TASK TO COMPLETE: Every line containing "none" should be identified and copied from the data below.

Component data from apps and pages:
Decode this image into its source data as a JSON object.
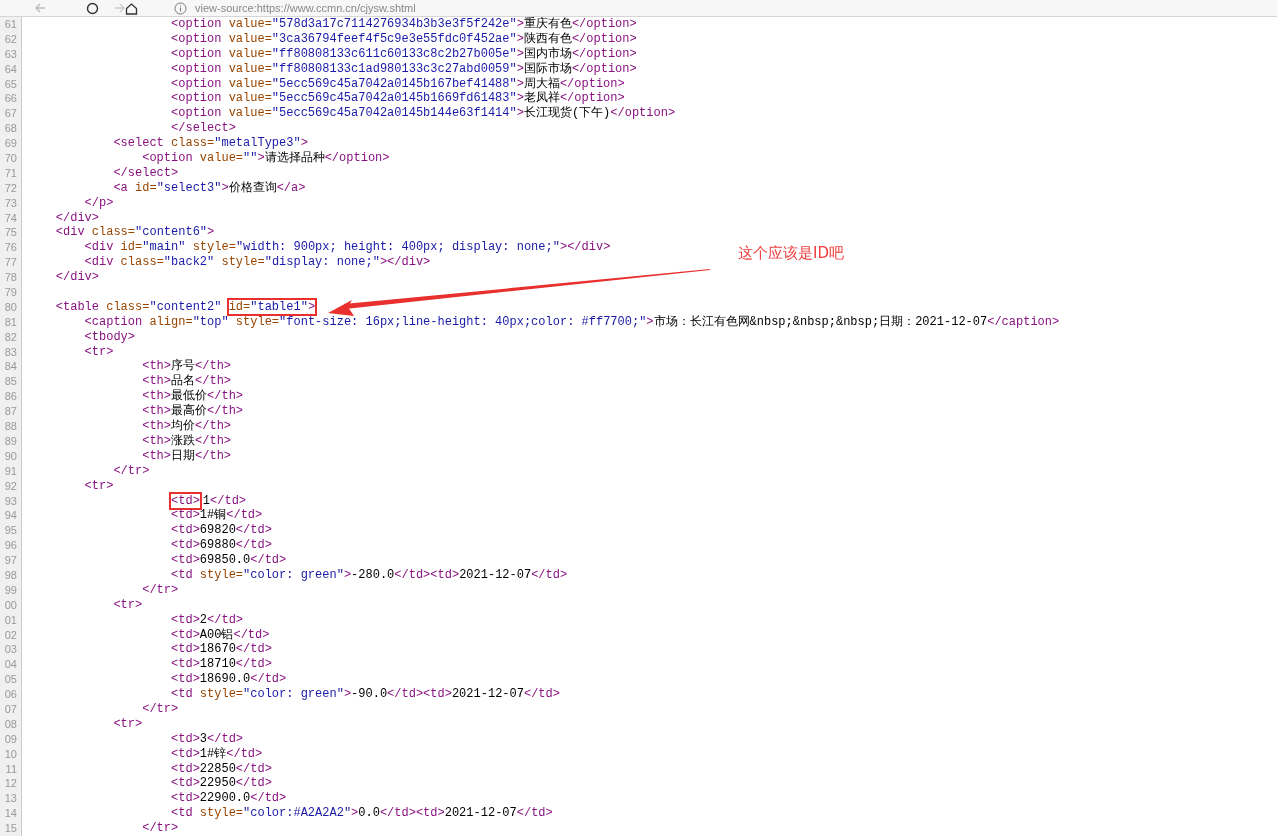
{
  "toolbar": {
    "address": "view-source:https://www.ccmn.cn/cjysw.shtml"
  },
  "annotation": {
    "text": "这个应该是ID吧"
  },
  "lines": [
    {
      "number": "61",
      "tokens": [
        {
          "kind": "tag",
          "text": "                    <option"
        },
        {
          "kind": "attr",
          "text": " value="
        },
        {
          "kind": "value",
          "text": "\"578d3a17c7114276934b3b3e3f5f242e\""
        },
        {
          "kind": "tag",
          "text": ">"
        },
        {
          "kind": "text",
          "text": "重庆有色"
        },
        {
          "kind": "tag",
          "text": "</option>"
        }
      ]
    },
    {
      "number": "62",
      "tokens": [
        {
          "kind": "tag",
          "text": "                    <option"
        },
        {
          "kind": "attr",
          "text": " value="
        },
        {
          "kind": "value",
          "text": "\"3ca36794feef4f5c9e3e55fdc0f452ae\""
        },
        {
          "kind": "tag",
          "text": ">"
        },
        {
          "kind": "text",
          "text": "陕西有色"
        },
        {
          "kind": "tag",
          "text": "</option>"
        }
      ]
    },
    {
      "number": "63",
      "tokens": [
        {
          "kind": "tag",
          "text": "                    <option"
        },
        {
          "kind": "attr",
          "text": " value="
        },
        {
          "kind": "value",
          "text": "\"ff80808133c611c60133c8c2b27b005e\""
        },
        {
          "kind": "tag",
          "text": ">"
        },
        {
          "kind": "text",
          "text": "国内市场"
        },
        {
          "kind": "tag",
          "text": "</option>"
        }
      ]
    },
    {
      "number": "64",
      "tokens": [
        {
          "kind": "tag",
          "text": "                    <option"
        },
        {
          "kind": "attr",
          "text": " value="
        },
        {
          "kind": "value",
          "text": "\"ff80808133c1ad980133c3c27abd0059\""
        },
        {
          "kind": "tag",
          "text": ">"
        },
        {
          "kind": "text",
          "text": "国际市场"
        },
        {
          "kind": "tag",
          "text": "</option>"
        }
      ]
    },
    {
      "number": "65",
      "tokens": [
        {
          "kind": "tag",
          "text": "                    <option"
        },
        {
          "kind": "attr",
          "text": " value="
        },
        {
          "kind": "value",
          "text": "\"5ecc569c45a7042a0145b167bef41488\""
        },
        {
          "kind": "tag",
          "text": ">"
        },
        {
          "kind": "text",
          "text": "周大福"
        },
        {
          "kind": "tag",
          "text": "</option>"
        }
      ]
    },
    {
      "number": "66",
      "tokens": [
        {
          "kind": "tag",
          "text": "                    <option"
        },
        {
          "kind": "attr",
          "text": " value="
        },
        {
          "kind": "value",
          "text": "\"5ecc569c45a7042a0145b1669fd61483\""
        },
        {
          "kind": "tag",
          "text": ">"
        },
        {
          "kind": "text",
          "text": "老凤祥"
        },
        {
          "kind": "tag",
          "text": "</option>"
        }
      ]
    },
    {
      "number": "67",
      "tokens": [
        {
          "kind": "tag",
          "text": "                    <option"
        },
        {
          "kind": "attr",
          "text": " value="
        },
        {
          "kind": "value",
          "text": "\"5ecc569c45a7042a0145b144e63f1414\""
        },
        {
          "kind": "tag",
          "text": ">"
        },
        {
          "kind": "text",
          "text": "长江现货(下午)"
        },
        {
          "kind": "tag",
          "text": "</option>"
        }
      ]
    },
    {
      "number": "68",
      "tokens": [
        {
          "kind": "tag",
          "text": "                    </select>"
        }
      ]
    },
    {
      "number": "69",
      "tokens": [
        {
          "kind": "tag",
          "text": "            <select"
        },
        {
          "kind": "attr",
          "text": " class="
        },
        {
          "kind": "value",
          "text": "\"metalType3\""
        },
        {
          "kind": "tag",
          "text": ">"
        }
      ]
    },
    {
      "number": "70",
      "tokens": [
        {
          "kind": "tag",
          "text": "                <option"
        },
        {
          "kind": "attr",
          "text": " value="
        },
        {
          "kind": "value",
          "text": "\"\""
        },
        {
          "kind": "tag",
          "text": ">"
        },
        {
          "kind": "text",
          "text": "请选择品种"
        },
        {
          "kind": "tag",
          "text": "</option>"
        }
      ]
    },
    {
      "number": "71",
      "tokens": [
        {
          "kind": "tag",
          "text": "            </select>"
        }
      ]
    },
    {
      "number": "72",
      "tokens": [
        {
          "kind": "tag",
          "text": "            <a"
        },
        {
          "kind": "attr",
          "text": " id="
        },
        {
          "kind": "value",
          "text": "\"select3\""
        },
        {
          "kind": "tag",
          "text": ">"
        },
        {
          "kind": "text",
          "text": "价格查询"
        },
        {
          "kind": "tag",
          "text": "</a>"
        }
      ]
    },
    {
      "number": "73",
      "tokens": [
        {
          "kind": "tag",
          "text": "        </p>"
        }
      ]
    },
    {
      "number": "74",
      "tokens": [
        {
          "kind": "tag",
          "text": "    </div>"
        }
      ]
    },
    {
      "number": "75",
      "tokens": [
        {
          "kind": "tag",
          "text": "    <div"
        },
        {
          "kind": "attr",
          "text": " class="
        },
        {
          "kind": "value",
          "text": "\"content6\""
        },
        {
          "kind": "tag",
          "text": ">"
        }
      ]
    },
    {
      "number": "76",
      "tokens": [
        {
          "kind": "tag",
          "text": "        <div"
        },
        {
          "kind": "attr",
          "text": " id="
        },
        {
          "kind": "value",
          "text": "\"main\""
        },
        {
          "kind": "attr",
          "text": " style="
        },
        {
          "kind": "value",
          "text": "\"width: 900px; height: 400px; display: none;\""
        },
        {
          "kind": "tag",
          "text": "></div>"
        }
      ]
    },
    {
      "number": "77",
      "tokens": [
        {
          "kind": "tag",
          "text": "        <div"
        },
        {
          "kind": "attr",
          "text": " class="
        },
        {
          "kind": "value",
          "text": "\"back2\""
        },
        {
          "kind": "attr",
          "text": " style="
        },
        {
          "kind": "value",
          "text": "\"display: none;\""
        },
        {
          "kind": "tag",
          "text": "></div>"
        }
      ]
    },
    {
      "number": "78",
      "tokens": [
        {
          "kind": "tag",
          "text": "    </div>"
        }
      ]
    },
    {
      "number": "79"
    },
    {
      "number": "80",
      "tokens": [
        {
          "kind": "tag",
          "text": "    <table"
        },
        {
          "kind": "attr",
          "text": " class="
        },
        {
          "kind": "value",
          "text": "\"content2\""
        },
        {
          "kind": "attr",
          "text": " id=",
          "highlighted": true
        },
        {
          "kind": "value",
          "text": "\"table1\"",
          "highlighted": true
        },
        {
          "kind": "tag",
          "text": ">",
          "highlighted": true
        }
      ]
    },
    {
      "number": "81",
      "tokens": [
        {
          "kind": "tag",
          "text": "        <caption"
        },
        {
          "kind": "attr",
          "text": " align="
        },
        {
          "kind": "value",
          "text": "\"top\""
        },
        {
          "kind": "attr",
          "text": " style="
        },
        {
          "kind": "value",
          "text": "\"font-size: 16px;line-height: 40px;color: #ff7700;\""
        },
        {
          "kind": "tag",
          "text": ">"
        },
        {
          "kind": "text",
          "text": "市场：长江有色网&nbsp;&nbsp;&nbsp;日期：2021-12-07"
        },
        {
          "kind": "tag",
          "text": "</caption>"
        }
      ]
    },
    {
      "number": "82",
      "tokens": [
        {
          "kind": "tag",
          "text": "        <tbody>"
        }
      ]
    },
    {
      "number": "83",
      "tokens": [
        {
          "kind": "tag",
          "text": "        <tr>"
        }
      ]
    },
    {
      "number": "84",
      "tokens": [
        {
          "kind": "tag",
          "text": "                <th>"
        },
        {
          "kind": "text",
          "text": "序号"
        },
        {
          "kind": "tag",
          "text": "</th>"
        }
      ]
    },
    {
      "number": "85",
      "tokens": [
        {
          "kind": "tag",
          "text": "                <th>"
        },
        {
          "kind": "text",
          "text": "品名"
        },
        {
          "kind": "tag",
          "text": "</th>"
        }
      ]
    },
    {
      "number": "86",
      "tokens": [
        {
          "kind": "tag",
          "text": "                <th>"
        },
        {
          "kind": "text",
          "text": "最低价"
        },
        {
          "kind": "tag",
          "text": "</th>"
        }
      ]
    },
    {
      "number": "87",
      "tokens": [
        {
          "kind": "tag",
          "text": "                <th>"
        },
        {
          "kind": "text",
          "text": "最高价"
        },
        {
          "kind": "tag",
          "text": "</th>"
        }
      ]
    },
    {
      "number": "88",
      "tokens": [
        {
          "kind": "tag",
          "text": "                <th>"
        },
        {
          "kind": "text",
          "text": "均价"
        },
        {
          "kind": "tag",
          "text": "</th>"
        }
      ]
    },
    {
      "number": "89",
      "tokens": [
        {
          "kind": "tag",
          "text": "                <th>"
        },
        {
          "kind": "text",
          "text": "涨跌"
        },
        {
          "kind": "tag",
          "text": "</th>"
        }
      ]
    },
    {
      "number": "90",
      "tokens": [
        {
          "kind": "tag",
          "text": "                <th>"
        },
        {
          "kind": "text",
          "text": "日期"
        },
        {
          "kind": "tag",
          "text": "</th>"
        }
      ]
    },
    {
      "number": "91",
      "tokens": [
        {
          "kind": "tag",
          "text": "            </tr>"
        }
      ]
    },
    {
      "number": "92",
      "tokens": [
        {
          "kind": "tag",
          "text": "        <tr>"
        }
      ]
    },
    {
      "number": "93",
      "tokens": [
        {
          "kind": "tag",
          "text": "                    <td>",
          "highlighted": true
        },
        {
          "kind": "text",
          "text": "1"
        },
        {
          "kind": "tag",
          "text": "</td>"
        }
      ]
    },
    {
      "number": "94",
      "tokens": [
        {
          "kind": "tag",
          "text": "                    <td>"
        },
        {
          "kind": "text",
          "text": "1#铜"
        },
        {
          "kind": "tag",
          "text": "</td>"
        }
      ]
    },
    {
      "number": "95",
      "tokens": [
        {
          "kind": "tag",
          "text": "                    <td>"
        },
        {
          "kind": "text",
          "text": "69820"
        },
        {
          "kind": "tag",
          "text": "</td>"
        }
      ]
    },
    {
      "number": "96",
      "tokens": [
        {
          "kind": "tag",
          "text": "                    <td>"
        },
        {
          "kind": "text",
          "text": "69880"
        },
        {
          "kind": "tag",
          "text": "</td>"
        }
      ]
    },
    {
      "number": "97",
      "tokens": [
        {
          "kind": "tag",
          "text": "                    <td>"
        },
        {
          "kind": "text",
          "text": "69850.0"
        },
        {
          "kind": "tag",
          "text": "</td>"
        }
      ]
    },
    {
      "number": "98",
      "tokens": [
        {
          "kind": "tag",
          "text": "                    <td"
        },
        {
          "kind": "attr",
          "text": " style="
        },
        {
          "kind": "value",
          "text": "\"color: green\""
        },
        {
          "kind": "tag",
          "text": ">"
        },
        {
          "kind": "text",
          "text": "-280.0"
        },
        {
          "kind": "tag",
          "text": "</td><td>"
        },
        {
          "kind": "text",
          "text": "2021-12-07"
        },
        {
          "kind": "tag",
          "text": "</td>"
        }
      ]
    },
    {
      "number": "99",
      "tokens": [
        {
          "kind": "tag",
          "text": "                </tr>"
        }
      ]
    },
    {
      "number": "00",
      "tokens": [
        {
          "kind": "tag",
          "text": "            <tr>"
        }
      ]
    },
    {
      "number": "01",
      "tokens": [
        {
          "kind": "tag",
          "text": "                    <td>"
        },
        {
          "kind": "text",
          "text": "2"
        },
        {
          "kind": "tag",
          "text": "</td>"
        }
      ]
    },
    {
      "number": "02",
      "tokens": [
        {
          "kind": "tag",
          "text": "                    <td>"
        },
        {
          "kind": "text",
          "text": "A00铝"
        },
        {
          "kind": "tag",
          "text": "</td>"
        }
      ]
    },
    {
      "number": "03",
      "tokens": [
        {
          "kind": "tag",
          "text": "                    <td>"
        },
        {
          "kind": "text",
          "text": "18670"
        },
        {
          "kind": "tag",
          "text": "</td>"
        }
      ]
    },
    {
      "number": "04",
      "tokens": [
        {
          "kind": "tag",
          "text": "                    <td>"
        },
        {
          "kind": "text",
          "text": "18710"
        },
        {
          "kind": "tag",
          "text": "</td>"
        }
      ]
    },
    {
      "number": "05",
      "tokens": [
        {
          "kind": "tag",
          "text": "                    <td>"
        },
        {
          "kind": "text",
          "text": "18690.0"
        },
        {
          "kind": "tag",
          "text": "</td>"
        }
      ]
    },
    {
      "number": "06",
      "tokens": [
        {
          "kind": "tag",
          "text": "                    <td"
        },
        {
          "kind": "attr",
          "text": " style="
        },
        {
          "kind": "value",
          "text": "\"color: green\""
        },
        {
          "kind": "tag",
          "text": ">"
        },
        {
          "kind": "text",
          "text": "-90.0"
        },
        {
          "kind": "tag",
          "text": "</td><td>"
        },
        {
          "kind": "text",
          "text": "2021-12-07"
        },
        {
          "kind": "tag",
          "text": "</td>"
        }
      ]
    },
    {
      "number": "07",
      "tokens": [
        {
          "kind": "tag",
          "text": "                </tr>"
        }
      ]
    },
    {
      "number": "08",
      "tokens": [
        {
          "kind": "tag",
          "text": "            <tr>"
        }
      ]
    },
    {
      "number": "09",
      "tokens": [
        {
          "kind": "tag",
          "text": "                    <td>"
        },
        {
          "kind": "text",
          "text": "3"
        },
        {
          "kind": "tag",
          "text": "</td>"
        }
      ]
    },
    {
      "number": "10",
      "tokens": [
        {
          "kind": "tag",
          "text": "                    <td>"
        },
        {
          "kind": "text",
          "text": "1#锌"
        },
        {
          "kind": "tag",
          "text": "</td>"
        }
      ]
    },
    {
      "number": "11",
      "tokens": [
        {
          "kind": "tag",
          "text": "                    <td>"
        },
        {
          "kind": "text",
          "text": "22850"
        },
        {
          "kind": "tag",
          "text": "</td>"
        }
      ]
    },
    {
      "number": "12",
      "tokens": [
        {
          "kind": "tag",
          "text": "                    <td>"
        },
        {
          "kind": "text",
          "text": "22950"
        },
        {
          "kind": "tag",
          "text": "</td>"
        }
      ]
    },
    {
      "number": "13",
      "tokens": [
        {
          "kind": "tag",
          "text": "                    <td>"
        },
        {
          "kind": "text",
          "text": "22900.0"
        },
        {
          "kind": "tag",
          "text": "</td>"
        }
      ]
    },
    {
      "number": "14",
      "tokens": [
        {
          "kind": "tag",
          "text": "                    <td"
        },
        {
          "kind": "attr",
          "text": " style="
        },
        {
          "kind": "value",
          "text": "\"color:#A2A2A2\""
        },
        {
          "kind": "tag",
          "text": ">"
        },
        {
          "kind": "text",
          "text": "0.0"
        },
        {
          "kind": "tag",
          "text": "</td><td>"
        },
        {
          "kind": "text",
          "text": "2021-12-07"
        },
        {
          "kind": "tag",
          "text": "</td>"
        }
      ]
    },
    {
      "number": "15",
      "tokens": [
        {
          "kind": "tag",
          "text": "                </tr>"
        }
      ]
    }
  ]
}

ANSWER FOR THIS EXERCISE:
          "text": "\"width: 900px; height: 400px; display: none;\""
          "text": "\"display: none;\""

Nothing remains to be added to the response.